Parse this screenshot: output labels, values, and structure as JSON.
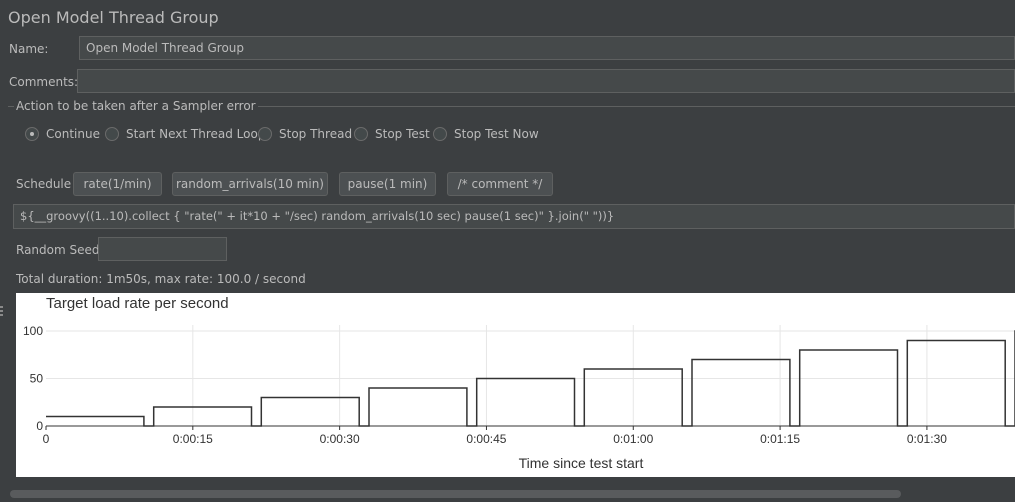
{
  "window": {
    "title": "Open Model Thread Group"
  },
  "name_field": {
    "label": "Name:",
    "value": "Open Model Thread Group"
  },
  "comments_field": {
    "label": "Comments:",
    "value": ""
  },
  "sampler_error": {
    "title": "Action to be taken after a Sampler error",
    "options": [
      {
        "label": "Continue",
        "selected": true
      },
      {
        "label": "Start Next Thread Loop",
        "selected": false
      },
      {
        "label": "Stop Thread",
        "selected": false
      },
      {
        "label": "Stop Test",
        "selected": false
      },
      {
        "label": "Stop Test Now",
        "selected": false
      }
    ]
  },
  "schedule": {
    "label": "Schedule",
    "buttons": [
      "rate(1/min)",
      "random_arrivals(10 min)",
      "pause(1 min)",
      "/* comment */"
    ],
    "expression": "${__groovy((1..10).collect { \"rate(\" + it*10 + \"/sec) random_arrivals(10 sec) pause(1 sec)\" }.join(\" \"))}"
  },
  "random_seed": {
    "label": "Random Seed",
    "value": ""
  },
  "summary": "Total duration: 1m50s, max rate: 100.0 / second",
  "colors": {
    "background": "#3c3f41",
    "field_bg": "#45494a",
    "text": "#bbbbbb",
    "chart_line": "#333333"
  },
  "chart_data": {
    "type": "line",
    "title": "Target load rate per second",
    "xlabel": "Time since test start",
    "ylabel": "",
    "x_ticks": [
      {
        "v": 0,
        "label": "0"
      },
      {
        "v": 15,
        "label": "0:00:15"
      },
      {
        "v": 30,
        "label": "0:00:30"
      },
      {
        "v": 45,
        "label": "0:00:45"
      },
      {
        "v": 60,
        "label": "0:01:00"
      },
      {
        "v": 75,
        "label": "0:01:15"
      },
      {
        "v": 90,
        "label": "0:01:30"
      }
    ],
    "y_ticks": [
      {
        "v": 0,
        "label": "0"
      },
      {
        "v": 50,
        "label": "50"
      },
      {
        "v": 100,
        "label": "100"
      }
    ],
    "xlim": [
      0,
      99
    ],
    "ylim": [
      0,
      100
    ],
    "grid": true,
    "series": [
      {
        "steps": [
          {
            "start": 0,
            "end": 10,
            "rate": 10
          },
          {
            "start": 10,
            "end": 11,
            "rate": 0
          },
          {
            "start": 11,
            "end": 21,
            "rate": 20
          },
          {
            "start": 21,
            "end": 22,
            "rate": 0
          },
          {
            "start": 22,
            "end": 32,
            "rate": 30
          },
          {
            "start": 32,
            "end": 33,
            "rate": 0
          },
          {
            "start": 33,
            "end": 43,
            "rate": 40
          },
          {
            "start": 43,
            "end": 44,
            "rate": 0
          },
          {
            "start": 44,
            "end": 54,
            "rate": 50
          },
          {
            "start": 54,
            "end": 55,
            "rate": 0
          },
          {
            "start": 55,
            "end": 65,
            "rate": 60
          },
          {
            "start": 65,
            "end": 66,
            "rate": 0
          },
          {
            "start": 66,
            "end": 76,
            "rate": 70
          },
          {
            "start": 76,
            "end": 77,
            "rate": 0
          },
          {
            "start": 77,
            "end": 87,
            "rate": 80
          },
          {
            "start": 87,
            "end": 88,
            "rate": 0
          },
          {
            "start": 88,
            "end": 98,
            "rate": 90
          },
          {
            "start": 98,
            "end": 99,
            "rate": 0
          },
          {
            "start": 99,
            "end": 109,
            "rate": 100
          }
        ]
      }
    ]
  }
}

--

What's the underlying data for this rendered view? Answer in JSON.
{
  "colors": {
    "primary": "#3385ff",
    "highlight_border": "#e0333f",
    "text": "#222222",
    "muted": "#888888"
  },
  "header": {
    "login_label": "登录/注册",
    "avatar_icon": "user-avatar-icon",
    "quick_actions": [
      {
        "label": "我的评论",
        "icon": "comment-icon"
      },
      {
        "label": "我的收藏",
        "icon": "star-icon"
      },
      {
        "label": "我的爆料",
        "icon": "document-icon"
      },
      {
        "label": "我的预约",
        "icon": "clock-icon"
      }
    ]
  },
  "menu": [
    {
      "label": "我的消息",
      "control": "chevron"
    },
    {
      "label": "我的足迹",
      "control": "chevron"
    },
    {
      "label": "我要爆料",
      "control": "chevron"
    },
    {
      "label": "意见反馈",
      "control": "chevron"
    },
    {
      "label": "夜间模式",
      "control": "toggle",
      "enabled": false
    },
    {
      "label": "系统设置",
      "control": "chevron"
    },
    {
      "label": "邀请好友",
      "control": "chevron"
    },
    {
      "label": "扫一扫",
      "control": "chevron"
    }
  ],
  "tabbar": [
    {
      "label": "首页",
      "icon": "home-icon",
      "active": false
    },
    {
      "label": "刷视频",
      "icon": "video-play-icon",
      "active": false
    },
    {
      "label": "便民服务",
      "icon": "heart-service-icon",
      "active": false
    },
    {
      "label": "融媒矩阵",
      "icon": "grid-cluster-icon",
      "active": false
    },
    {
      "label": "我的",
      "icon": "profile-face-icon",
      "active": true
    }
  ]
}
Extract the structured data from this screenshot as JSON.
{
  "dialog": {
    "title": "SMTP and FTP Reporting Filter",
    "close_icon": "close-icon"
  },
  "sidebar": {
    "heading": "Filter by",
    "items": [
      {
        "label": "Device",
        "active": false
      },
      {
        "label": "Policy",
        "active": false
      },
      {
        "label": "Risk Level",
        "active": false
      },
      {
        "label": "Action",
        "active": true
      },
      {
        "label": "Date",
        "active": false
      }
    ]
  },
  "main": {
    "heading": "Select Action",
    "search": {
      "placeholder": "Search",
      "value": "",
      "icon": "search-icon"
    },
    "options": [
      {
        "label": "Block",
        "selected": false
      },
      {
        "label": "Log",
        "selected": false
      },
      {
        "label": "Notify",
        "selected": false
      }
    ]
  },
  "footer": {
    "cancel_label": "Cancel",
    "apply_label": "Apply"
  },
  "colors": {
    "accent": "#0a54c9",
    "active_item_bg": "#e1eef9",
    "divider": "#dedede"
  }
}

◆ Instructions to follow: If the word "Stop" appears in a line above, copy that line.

◆ Written response:
        "label": "Stop Thread",
        "label": "Stop Test",
        "label": "Stop Test Now",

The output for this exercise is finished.